═════ Provided entries
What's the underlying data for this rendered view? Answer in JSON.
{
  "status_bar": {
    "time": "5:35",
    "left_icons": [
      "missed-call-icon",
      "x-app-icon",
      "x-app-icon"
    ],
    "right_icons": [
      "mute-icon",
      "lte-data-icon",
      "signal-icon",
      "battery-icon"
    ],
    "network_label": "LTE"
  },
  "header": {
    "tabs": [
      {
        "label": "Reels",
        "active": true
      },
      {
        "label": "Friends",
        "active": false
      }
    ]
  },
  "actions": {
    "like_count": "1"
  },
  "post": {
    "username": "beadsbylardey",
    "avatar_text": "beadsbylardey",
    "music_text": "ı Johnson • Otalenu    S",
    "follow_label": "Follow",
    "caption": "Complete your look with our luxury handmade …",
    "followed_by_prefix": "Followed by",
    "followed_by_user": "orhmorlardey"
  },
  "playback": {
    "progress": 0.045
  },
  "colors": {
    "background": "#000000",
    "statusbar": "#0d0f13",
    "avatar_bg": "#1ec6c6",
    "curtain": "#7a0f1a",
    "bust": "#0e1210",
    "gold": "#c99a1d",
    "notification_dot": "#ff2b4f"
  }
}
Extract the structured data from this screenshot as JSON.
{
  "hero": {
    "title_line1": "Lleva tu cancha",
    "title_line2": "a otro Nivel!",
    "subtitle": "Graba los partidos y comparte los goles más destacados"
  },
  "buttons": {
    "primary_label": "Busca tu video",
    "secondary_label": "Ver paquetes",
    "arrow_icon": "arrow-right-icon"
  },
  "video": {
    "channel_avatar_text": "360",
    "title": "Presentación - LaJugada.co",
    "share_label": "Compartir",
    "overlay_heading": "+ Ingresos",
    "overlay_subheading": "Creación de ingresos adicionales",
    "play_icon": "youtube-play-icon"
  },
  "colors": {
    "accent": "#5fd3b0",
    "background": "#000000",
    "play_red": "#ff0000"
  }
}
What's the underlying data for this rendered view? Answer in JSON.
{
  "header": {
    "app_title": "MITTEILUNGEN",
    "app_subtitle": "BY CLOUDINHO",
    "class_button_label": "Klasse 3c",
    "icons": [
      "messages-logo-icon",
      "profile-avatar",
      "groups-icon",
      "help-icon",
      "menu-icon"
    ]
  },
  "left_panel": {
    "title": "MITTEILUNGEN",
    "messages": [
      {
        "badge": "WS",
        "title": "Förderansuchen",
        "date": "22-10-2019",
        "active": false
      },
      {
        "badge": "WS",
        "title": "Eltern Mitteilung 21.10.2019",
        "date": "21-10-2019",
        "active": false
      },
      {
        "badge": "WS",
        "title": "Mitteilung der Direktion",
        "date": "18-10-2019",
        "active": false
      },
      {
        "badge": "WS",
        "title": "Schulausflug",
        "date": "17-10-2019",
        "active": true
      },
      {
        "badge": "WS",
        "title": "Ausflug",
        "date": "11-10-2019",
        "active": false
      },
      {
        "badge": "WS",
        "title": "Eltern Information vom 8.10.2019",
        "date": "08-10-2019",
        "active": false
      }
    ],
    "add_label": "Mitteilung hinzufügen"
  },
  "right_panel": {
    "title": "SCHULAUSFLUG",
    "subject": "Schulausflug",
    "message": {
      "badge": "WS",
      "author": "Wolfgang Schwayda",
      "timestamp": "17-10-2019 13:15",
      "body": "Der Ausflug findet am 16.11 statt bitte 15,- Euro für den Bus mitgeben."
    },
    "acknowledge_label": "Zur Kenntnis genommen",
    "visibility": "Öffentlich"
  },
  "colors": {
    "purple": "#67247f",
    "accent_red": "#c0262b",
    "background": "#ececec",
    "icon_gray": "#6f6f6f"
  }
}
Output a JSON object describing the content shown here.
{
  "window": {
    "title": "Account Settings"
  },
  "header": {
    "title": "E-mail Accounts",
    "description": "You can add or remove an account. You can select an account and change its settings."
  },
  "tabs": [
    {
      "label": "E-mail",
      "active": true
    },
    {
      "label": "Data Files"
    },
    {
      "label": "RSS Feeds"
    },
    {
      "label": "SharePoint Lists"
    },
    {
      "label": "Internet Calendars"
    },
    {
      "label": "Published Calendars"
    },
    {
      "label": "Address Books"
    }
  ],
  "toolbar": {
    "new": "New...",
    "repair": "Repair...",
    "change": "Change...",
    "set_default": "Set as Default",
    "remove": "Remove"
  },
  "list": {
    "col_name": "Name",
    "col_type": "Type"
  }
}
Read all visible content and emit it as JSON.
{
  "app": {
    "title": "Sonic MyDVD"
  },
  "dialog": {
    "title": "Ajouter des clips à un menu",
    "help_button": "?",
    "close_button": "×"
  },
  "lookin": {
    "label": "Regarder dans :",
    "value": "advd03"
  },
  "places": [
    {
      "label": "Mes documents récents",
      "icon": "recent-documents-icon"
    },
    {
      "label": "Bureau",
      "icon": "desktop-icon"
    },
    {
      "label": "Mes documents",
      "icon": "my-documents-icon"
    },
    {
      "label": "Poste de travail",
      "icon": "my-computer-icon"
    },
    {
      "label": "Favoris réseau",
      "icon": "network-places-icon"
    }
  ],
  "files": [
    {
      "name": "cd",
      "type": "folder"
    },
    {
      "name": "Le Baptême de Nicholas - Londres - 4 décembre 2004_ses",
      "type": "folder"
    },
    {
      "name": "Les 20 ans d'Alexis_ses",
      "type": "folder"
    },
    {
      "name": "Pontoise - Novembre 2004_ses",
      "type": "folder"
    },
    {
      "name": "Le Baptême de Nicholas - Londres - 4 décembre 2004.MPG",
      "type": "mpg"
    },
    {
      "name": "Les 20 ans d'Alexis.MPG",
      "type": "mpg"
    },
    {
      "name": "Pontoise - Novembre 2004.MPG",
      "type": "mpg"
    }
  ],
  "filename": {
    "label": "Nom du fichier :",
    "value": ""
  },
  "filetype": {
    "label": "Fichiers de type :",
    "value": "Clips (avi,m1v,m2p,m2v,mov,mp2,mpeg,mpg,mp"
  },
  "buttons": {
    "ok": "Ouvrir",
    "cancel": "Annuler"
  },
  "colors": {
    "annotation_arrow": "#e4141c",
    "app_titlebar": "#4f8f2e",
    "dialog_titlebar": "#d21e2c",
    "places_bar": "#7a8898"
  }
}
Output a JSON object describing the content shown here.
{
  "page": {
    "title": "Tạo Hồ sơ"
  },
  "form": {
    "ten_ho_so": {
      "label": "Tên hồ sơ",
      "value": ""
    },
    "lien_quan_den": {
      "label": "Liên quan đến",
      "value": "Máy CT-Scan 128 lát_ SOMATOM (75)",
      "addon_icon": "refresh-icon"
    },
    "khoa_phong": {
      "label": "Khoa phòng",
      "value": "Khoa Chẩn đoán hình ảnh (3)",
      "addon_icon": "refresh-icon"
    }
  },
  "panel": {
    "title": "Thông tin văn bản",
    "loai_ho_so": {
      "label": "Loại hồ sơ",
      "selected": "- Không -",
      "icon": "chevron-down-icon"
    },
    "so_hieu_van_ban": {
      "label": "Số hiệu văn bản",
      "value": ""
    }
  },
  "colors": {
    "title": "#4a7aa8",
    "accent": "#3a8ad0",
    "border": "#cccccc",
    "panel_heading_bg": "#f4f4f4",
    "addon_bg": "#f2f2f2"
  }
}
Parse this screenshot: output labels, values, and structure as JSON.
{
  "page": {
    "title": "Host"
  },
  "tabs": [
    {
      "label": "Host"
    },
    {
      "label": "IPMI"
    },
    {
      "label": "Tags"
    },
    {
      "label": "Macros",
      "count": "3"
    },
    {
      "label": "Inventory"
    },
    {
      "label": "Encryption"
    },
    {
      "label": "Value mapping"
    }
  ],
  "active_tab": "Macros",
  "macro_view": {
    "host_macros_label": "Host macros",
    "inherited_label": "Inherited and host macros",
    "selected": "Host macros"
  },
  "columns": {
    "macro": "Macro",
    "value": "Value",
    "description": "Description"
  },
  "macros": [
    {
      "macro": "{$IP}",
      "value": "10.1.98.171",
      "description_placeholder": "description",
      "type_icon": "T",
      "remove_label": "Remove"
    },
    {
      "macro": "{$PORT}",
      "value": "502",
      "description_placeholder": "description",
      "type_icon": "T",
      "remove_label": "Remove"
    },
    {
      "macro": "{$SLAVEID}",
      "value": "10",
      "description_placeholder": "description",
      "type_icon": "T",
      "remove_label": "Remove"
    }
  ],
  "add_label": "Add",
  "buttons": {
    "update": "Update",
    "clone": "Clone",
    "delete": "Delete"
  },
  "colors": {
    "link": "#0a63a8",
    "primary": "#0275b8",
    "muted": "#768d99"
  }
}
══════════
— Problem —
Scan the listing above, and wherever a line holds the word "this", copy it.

— Task solution —
What's the underlying data for this rendered view? Answer in JSON.
Extract the structured data from this screenshot as JSON.
What's the underlying data for this rendered view? Answer in JSON.
Parse this screenshot: output labels, values, and structure as JSON.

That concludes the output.